If the yeast is not added, then no carbon dioxide will be created during fermentation. The wine will be flat. It may still ferment, but it will take much longer. You can add the yeast at any time after six hours of fermentation has occurred. Adding it sooner will help to get the fermentation process started more quickly, while adding it later on may allow you to achieve a slightly drier flavor.

Recipes for starter solutions are available online and in many books on winemaking. They are also available from winemaking suppliers. Most home winemakers use either bread yeast or a wine yeast that is popular with home winemakers because it is easy to use and reliable. Some people prefer to make their own starter solution from scratch, using a mixture of simple household ingredients such as flour and water or honey and water, although this is not necessary if you have purchased a commercial recipe or kit.

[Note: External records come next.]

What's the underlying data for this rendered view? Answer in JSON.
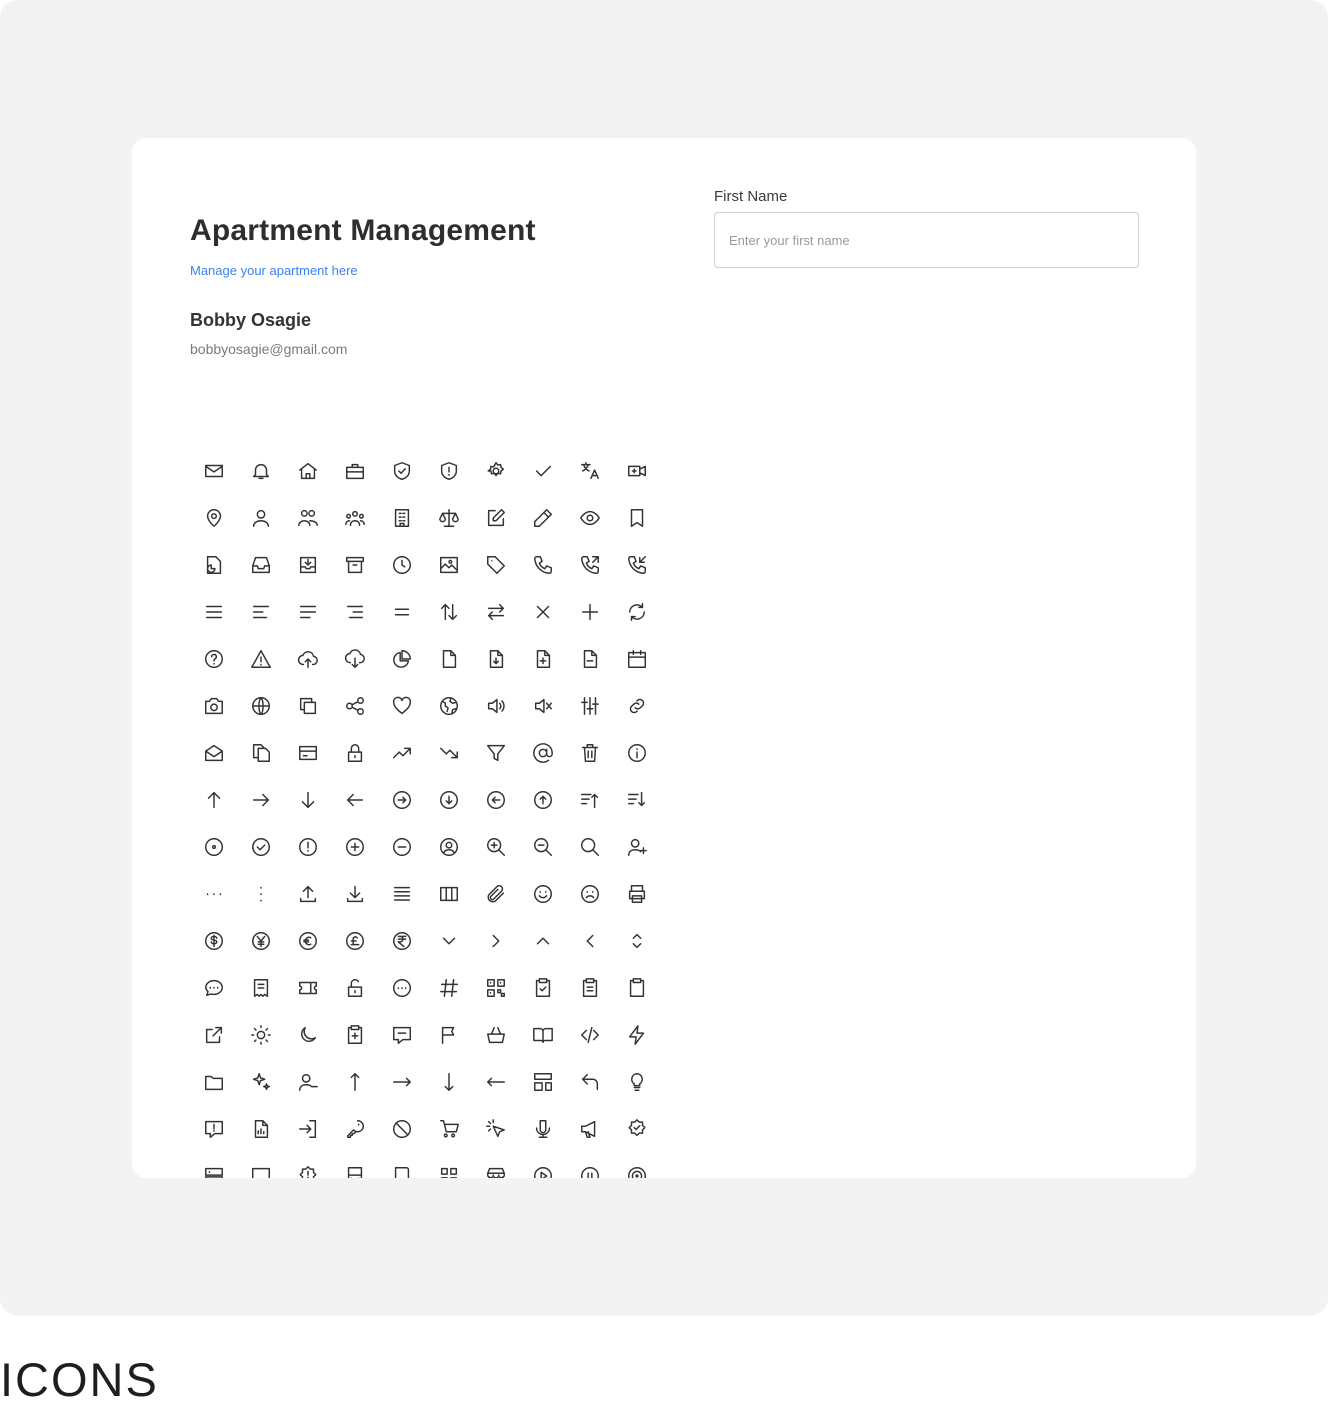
{
  "app": {
    "title": "Apartment Management",
    "subtitle": "Manage your apartment here"
  },
  "user": {
    "name": "Bobby Osagie",
    "email": "bobbyosagie@gmail.com"
  },
  "form": {
    "first_name_label": "First Name",
    "first_name_placeholder": "Enter your first name",
    "first_name_value": ""
  },
  "footer": {
    "label": "ICONS"
  },
  "colors": {
    "accent": "#3b82f6",
    "icon_stroke": "#333333",
    "background": "#f3f3f3",
    "card": "#ffffff"
  },
  "icons": [
    "mail",
    "bell",
    "home",
    "briefcase",
    "shield-check",
    "shield-alert",
    "settings",
    "check",
    "translate",
    "video-call",
    "map-pin",
    "user",
    "users",
    "team",
    "building",
    "scale",
    "edit",
    "pencil",
    "eye",
    "bookmark",
    "pie-doc",
    "inbox",
    "inbox-download",
    "archive",
    "clock",
    "image",
    "tag",
    "phone",
    "phone-outgoing",
    "phone-incoming",
    "menu",
    "align-left",
    "align-center",
    "align-right",
    "equal",
    "sort-vertical",
    "swap-horizontal",
    "close",
    "plus",
    "refresh",
    "help-circle",
    "warning",
    "cloud-upload",
    "cloud-download",
    "pie-chart",
    "file",
    "file-download",
    "file-plus",
    "file-minus",
    "calendar",
    "camera",
    "globe",
    "copy",
    "share",
    "heart",
    "earth",
    "volume",
    "volume-mute",
    "sliders",
    "link",
    "mail-open",
    "files",
    "credit-card",
    "lock",
    "trending-up",
    "trending-down",
    "filter",
    "at-sign",
    "trash",
    "info",
    "arrow-up",
    "arrow-right",
    "arrow-down",
    "arrow-left",
    "circle-arrow-right",
    "circle-arrow-down",
    "circle-arrow-left",
    "circle-arrow-up",
    "sort-up",
    "sort-down",
    "circle-dot",
    "circle-check",
    "circle-alert",
    "circle-plus",
    "circle-minus",
    "circle-user",
    "zoom-in",
    "zoom-out",
    "search",
    "user-plus",
    "more-horizontal",
    "more-vertical",
    "upload",
    "download",
    "list",
    "columns",
    "paperclip",
    "smile",
    "sad",
    "printer",
    "dollar",
    "yen",
    "euro",
    "pound",
    "rupee",
    "chevron-down",
    "chevron-right",
    "chevron-up",
    "chevron-left",
    "chevron-up-down",
    "chat",
    "receipt",
    "ticket",
    "unlock",
    "circle-dots",
    "hash",
    "qr-code",
    "clipboard-check",
    "clipboard-list",
    "clipboard",
    "external-link",
    "sun",
    "moon",
    "clipboard-plus",
    "message-square",
    "flag",
    "basket",
    "book-open",
    "code",
    "zap",
    "folder",
    "sparkles",
    "user-minus",
    "long-arrow-up",
    "long-arrow-right",
    "long-arrow-down",
    "long-arrow-left",
    "layout",
    "undo",
    "lightbulb",
    "message-alert",
    "file-chart",
    "log-in",
    "key",
    "ban",
    "cart",
    "cursor-click",
    "microphone",
    "megaphone",
    "badge-check",
    "server",
    "monitor",
    "badge-alert",
    "bus",
    "book",
    "apps",
    "store",
    "play-circle",
    "pause-circle",
    "target"
  ]
}
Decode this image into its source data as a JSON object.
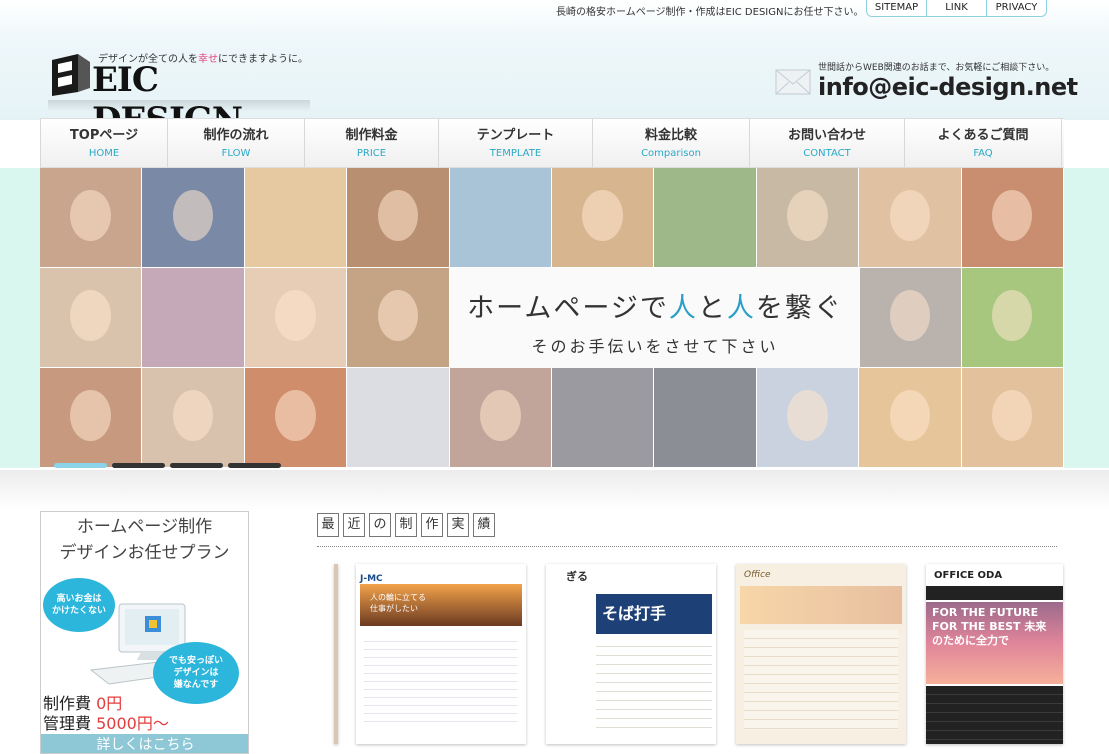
{
  "topbar": {
    "tagline": "長崎の格安ホームページ制作・作成はEIC DESIGNにお任せ下さい。",
    "links": [
      "SITEMAP",
      "LINK",
      "PRIVACY"
    ]
  },
  "logo": {
    "catch_pre": "デザインが全ての人を",
    "catch_accent": "幸せ",
    "catch_post": "にできますように。",
    "name": "EIC DESIGN"
  },
  "contact": {
    "note": "世間話からWEB関連のお話まで、お気軽にご相談下さい。",
    "email": "info@eic-design.net"
  },
  "nav": {
    "items": [
      {
        "ja": "TOPページ",
        "en": "HOME"
      },
      {
        "ja": "制作の流れ",
        "en": "FLOW"
      },
      {
        "ja": "制作料金",
        "en": "PRICE"
      },
      {
        "ja": "テンプレート",
        "en": "TEMPLATE"
      },
      {
        "ja": "料金比較",
        "en": "Comparison"
      },
      {
        "ja": "お問い合わせ",
        "en": "CONTACT"
      },
      {
        "ja": "よくあるご質問",
        "en": "FAQ"
      }
    ]
  },
  "slider": {
    "main_pre": "ホームページで",
    "main_a": "人",
    "main_mid": "と",
    "main_b": "人",
    "main_post": "を繋ぐ",
    "sub": "そのお手伝いをさせて下さい",
    "slide_count": 4,
    "active_slide": 1
  },
  "plan": {
    "title_line1": "ホームページ制作",
    "title_line2": "デザインお任せプラン",
    "bubble1": "高いお金は\nかけたくない",
    "bubble2": "でも安っぽい\nデザインは\n嫌なんです",
    "fee_label": "制作費",
    "fee_value": "0円",
    "mgmt_label": "管理費",
    "mgmt_value": "5000円〜",
    "button": "詳しくはこちら"
  },
  "works": {
    "heading": [
      "最",
      "近",
      "の",
      "制",
      "作",
      "実",
      "績"
    ],
    "thumbs": [
      {
        "title": "J-MC",
        "copy": "人の輪に立てる仕事がしたい"
      },
      {
        "title": "ぎる",
        "copy": "そば打手"
      },
      {
        "title": "Office",
        "copy": ""
      },
      {
        "title": "OFFICE ODA",
        "copy": "FOR THE FUTURE FOR THE BEST 未来のために全力で"
      }
    ]
  },
  "colors": {
    "accent": "#2aa9c7",
    "band": "#d9f6ef",
    "dot_active": "#8ad3e8",
    "price_red": "#e23c3c"
  }
}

The most important thing to remember when preparing your starter solution is that it should be no warmer than 70 degrees F (21 degrees C) when added to the must (the wine). If it is too hot, you risk killing your yeast — an expensive mistake!

“The flavor should be mellow, yet the anise must be present. The wine will age very well and can be drunk after only six months. You can drink it after one year, but it will be at its peak of perfection in five or six years.”

This is how I ended my first blog post about making wine . There’s a lot more to making wine than what I described here, but perhaps that’s enough to get started.

Taste your wine as you go along, and if it’s not what you’re looking for, change something and taste again. Maybe you want an amber color? Add some caramel coloring. Do you want less sugar? Use less sugar water when you add the yeast. Do you want a sweeter taste? Add more sugar water. Do you want a more potent kick? Leave your wine longer before bottling.

How do you decide how long to leave it? Here are some rough guides:

– Drinkable: 6 months (but tastes best after 1 year)

– Good: 1 year

– Very good: 2 years

– Excellent: 3 years (but can last much longer)

The star anise plant is native to China and Vietnam. The plant bears an eight-pointed fruit capsule which contains eight seeds, hence the name “star anise.” It is also known as badian, or badiana.

It is used in the production of liquors, liqueurs and wines. In fact, a wine flavored with star anise has its own name: star anise wine.

History of the Star Anise

Star anise appears to be native to China where it has been cultivated for over 2,000 years. Chinese herbalists have used it for medicinal purposes for just as long. It has been used by many cultures for a variety of purposes such as flavoring food, use in incense, religious ceremonies and medicine.

The Japanese have grown it as a decorative plant since 905 A.D. They like to plant it alongside plum trees because the flowers resemble the early blooming of the plum blossoms.

The Japanese call this plant shikimi and use it to flavor their foods, especially fish and soups. They also use it in their favorite drink: sake (a rice wine). Its flavor adds a refreshing citrus flavor to the drink while its aroma adds depth and complexity to the sake’s bouquet.

Leave a Reply